> _Directions_:
What the task needs is every record repeated exactly, nothing more.
[Task material Boundary: Start]
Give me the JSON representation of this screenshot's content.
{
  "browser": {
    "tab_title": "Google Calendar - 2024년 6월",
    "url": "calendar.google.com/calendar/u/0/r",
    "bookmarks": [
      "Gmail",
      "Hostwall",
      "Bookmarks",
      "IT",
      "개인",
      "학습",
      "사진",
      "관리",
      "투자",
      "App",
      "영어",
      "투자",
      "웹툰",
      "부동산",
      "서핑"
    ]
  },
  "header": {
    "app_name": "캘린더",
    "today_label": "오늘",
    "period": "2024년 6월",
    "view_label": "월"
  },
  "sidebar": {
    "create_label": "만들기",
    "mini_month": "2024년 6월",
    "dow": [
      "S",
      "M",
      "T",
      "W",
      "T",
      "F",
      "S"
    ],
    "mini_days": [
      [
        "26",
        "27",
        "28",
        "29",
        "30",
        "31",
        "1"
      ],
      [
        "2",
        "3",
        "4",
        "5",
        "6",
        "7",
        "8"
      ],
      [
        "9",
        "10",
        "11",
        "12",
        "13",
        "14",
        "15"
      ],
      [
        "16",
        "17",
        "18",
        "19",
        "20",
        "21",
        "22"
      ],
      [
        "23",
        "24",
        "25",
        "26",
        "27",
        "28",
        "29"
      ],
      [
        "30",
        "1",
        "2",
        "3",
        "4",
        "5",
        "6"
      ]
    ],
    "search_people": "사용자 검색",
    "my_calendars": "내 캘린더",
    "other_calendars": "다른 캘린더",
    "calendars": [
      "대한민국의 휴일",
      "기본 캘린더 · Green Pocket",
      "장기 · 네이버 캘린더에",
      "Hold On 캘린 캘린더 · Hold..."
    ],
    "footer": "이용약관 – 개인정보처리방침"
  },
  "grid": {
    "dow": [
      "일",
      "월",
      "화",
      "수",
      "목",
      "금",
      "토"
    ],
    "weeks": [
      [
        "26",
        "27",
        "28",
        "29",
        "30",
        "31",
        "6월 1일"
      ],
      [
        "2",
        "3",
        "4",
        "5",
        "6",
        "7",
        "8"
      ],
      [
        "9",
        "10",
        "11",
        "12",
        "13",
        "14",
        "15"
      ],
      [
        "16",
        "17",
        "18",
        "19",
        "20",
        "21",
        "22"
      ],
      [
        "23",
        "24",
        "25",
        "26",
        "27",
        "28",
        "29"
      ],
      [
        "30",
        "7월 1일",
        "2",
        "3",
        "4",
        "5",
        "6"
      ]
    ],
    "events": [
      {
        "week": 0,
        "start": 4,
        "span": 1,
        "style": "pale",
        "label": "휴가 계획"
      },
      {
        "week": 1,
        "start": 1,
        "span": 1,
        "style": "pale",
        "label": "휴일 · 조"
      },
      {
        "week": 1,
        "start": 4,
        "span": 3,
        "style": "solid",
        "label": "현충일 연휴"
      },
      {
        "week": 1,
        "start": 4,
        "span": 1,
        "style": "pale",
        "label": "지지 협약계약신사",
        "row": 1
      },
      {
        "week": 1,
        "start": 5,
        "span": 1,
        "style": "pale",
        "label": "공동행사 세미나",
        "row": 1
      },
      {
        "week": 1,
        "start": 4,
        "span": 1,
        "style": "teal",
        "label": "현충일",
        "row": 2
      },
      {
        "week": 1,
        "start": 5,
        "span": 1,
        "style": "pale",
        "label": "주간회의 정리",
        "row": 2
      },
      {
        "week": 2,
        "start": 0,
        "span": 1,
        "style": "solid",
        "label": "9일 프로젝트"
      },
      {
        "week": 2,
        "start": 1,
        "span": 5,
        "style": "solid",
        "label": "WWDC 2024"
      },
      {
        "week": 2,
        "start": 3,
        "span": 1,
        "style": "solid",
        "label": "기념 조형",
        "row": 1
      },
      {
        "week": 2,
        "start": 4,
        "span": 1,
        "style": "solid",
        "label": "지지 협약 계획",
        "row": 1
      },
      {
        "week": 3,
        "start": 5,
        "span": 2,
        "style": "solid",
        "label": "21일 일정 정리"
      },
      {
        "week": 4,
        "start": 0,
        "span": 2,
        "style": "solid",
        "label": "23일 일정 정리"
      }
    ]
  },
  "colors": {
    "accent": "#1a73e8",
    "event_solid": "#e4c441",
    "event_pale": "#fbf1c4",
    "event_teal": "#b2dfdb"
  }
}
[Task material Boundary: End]
> _Solved exercise_:
Give me the JSON representation of this screenshot's content.
{
  "browser": {
    "tab_title": "Google Calendar - 2024년 6월",
    "url": "calendar.google.com/calendar/u/0/r",
    "bookmarks": [
      "Gmail",
      "Hostwall",
      "Bookmarks",
      "IT",
      "개인",
      "학습",
      "사진",
      "관리",
      "투자",
      "App",
      "영어",
      "투자",
      "웹툰",
      "부동산",
      "서핑"
    ]
  },
  "header": {
    "app_name": "캘린더",
    "today_label": "오늘",
    "period": "2024년 6월",
    "view_label": "월"
  },
  "sidebar": {
    "create_label": "만들기",
    "mini_month": "2024년 6월",
    "dow": [
      "S",
      "M",
      "T",
      "W",
      "T",
      "F",
      "S"
    ],
    "mini_days": [
      [
        "26",
        "27",
        "28",
        "29",
        "30",
        "31",
        "1"
      ],
      [
        "2",
        "3",
        "4",
        "5",
        "6",
        "7",
        "8"
      ],
      [
        "9",
        "10",
        "11",
        "12",
        "13",
        "14",
        "15"
      ],
      [
        "16",
        "17",
        "18",
        "19",
        "20",
        "21",
        "22"
      ],
      [
        "23",
        "24",
        "25",
        "26",
        "27",
        "28",
        "29"
      ],
      [
        "30",
        "1",
        "2",
        "3",
        "4",
        "5",
        "6"
      ]
    ],
    "search_people": "사용자 검색",
    "my_calendars": "내 캘린더",
    "other_calendars": "다른 캘린더",
    "calendars": [
      "대한민국의 휴일",
      "기본 캘린더 · Green Pocket",
      "장기 · 네이버 캘린더에",
      "Hold On 캘린 캘린더 · Hold..."
    ],
    "footer": "이용약관 – 개인정보처리방침"
  },
  "grid": {
    "dow": [
      "일",
      "월",
      "화",
      "수",
      "목",
      "금",
      "토"
    ],
    "weeks": [
      [
        "26",
        "27",
        "28",
        "29",
        "30",
        "31",
        "6월 1일"
      ],
      [
        "2",
        "3",
        "4",
        "5",
        "6",
        "7",
        "8"
      ],
      [
        "9",
        "10",
        "11",
        "12",
        "13",
        "14",
        "15"
      ],
      [
        "16",
        "17",
        "18",
        "19",
        "20",
        "21",
        "22"
      ],
      [
        "23",
        "24",
        "25",
        "26",
        "27",
        "28",
        "29"
      ],
      [
        "30",
        "7월 1일",
        "2",
        "3",
        "4",
        "5",
        "6"
      ]
    ],
    "events": [
      {
        "week": 0,
        "start": 4,
        "span": 1,
        "style": "pale",
        "label": "휴가 계획"
      },
      {
        "week": 1,
        "start": 1,
        "span": 1,
        "style": "pale",
        "label": "휴일 · 조"
      },
      {
        "week": 1,
        "start": 4,
        "span": 3,
        "style": "solid",
        "label": "현충일 연휴"
      },
      {
        "week": 1,
        "start": 4,
        "span": 1,
        "style": "pale",
        "label": "지지 협약계약신사",
        "row": 1
      },
      {
        "week": 1,
        "start": 5,
        "span": 1,
        "style": "pale",
        "label": "공동행사 세미나",
        "row": 1
      },
      {
        "week": 1,
        "start": 4,
        "span": 1,
        "style": "teal",
        "label": "현충일",
        "row": 2
      },
      {
        "week": 1,
        "start": 5,
        "span": 1,
        "style": "pale",
        "label": "주간회의 정리",
        "row": 2
      },
      {
        "week": 2,
        "start": 0,
        "span": 1,
        "style": "solid",
        "label": "9일 프로젝트"
      },
      {
        "week": 2,
        "start": 1,
        "span": 5,
        "style": "solid",
        "label": "WWDC 2024"
      },
      {
        "week": 2,
        "start": 3,
        "span": 1,
        "style": "solid",
        "label": "기념 조형",
        "row": 1
      },
      {
        "week": 2,
        "start": 4,
        "span": 1,
        "style": "solid",
        "label": "지지 협약 계획",
        "row": 1
      },
      {
        "week": 3,
        "start": 5,
        "span": 2,
        "style": "solid",
        "label": "21일 일정 정리"
      },
      {
        "week": 4,
        "start": 0,
        "span": 2,
        "style": "solid",
        "label": "23일 일정 정리"
      }
    ]
  },
  "colors": {
    "accent": "#1a73e8",
    "event_solid": "#e4c441",
    "event_pale": "#fbf1c4",
    "event_teal": "#b2dfdb"
  }
}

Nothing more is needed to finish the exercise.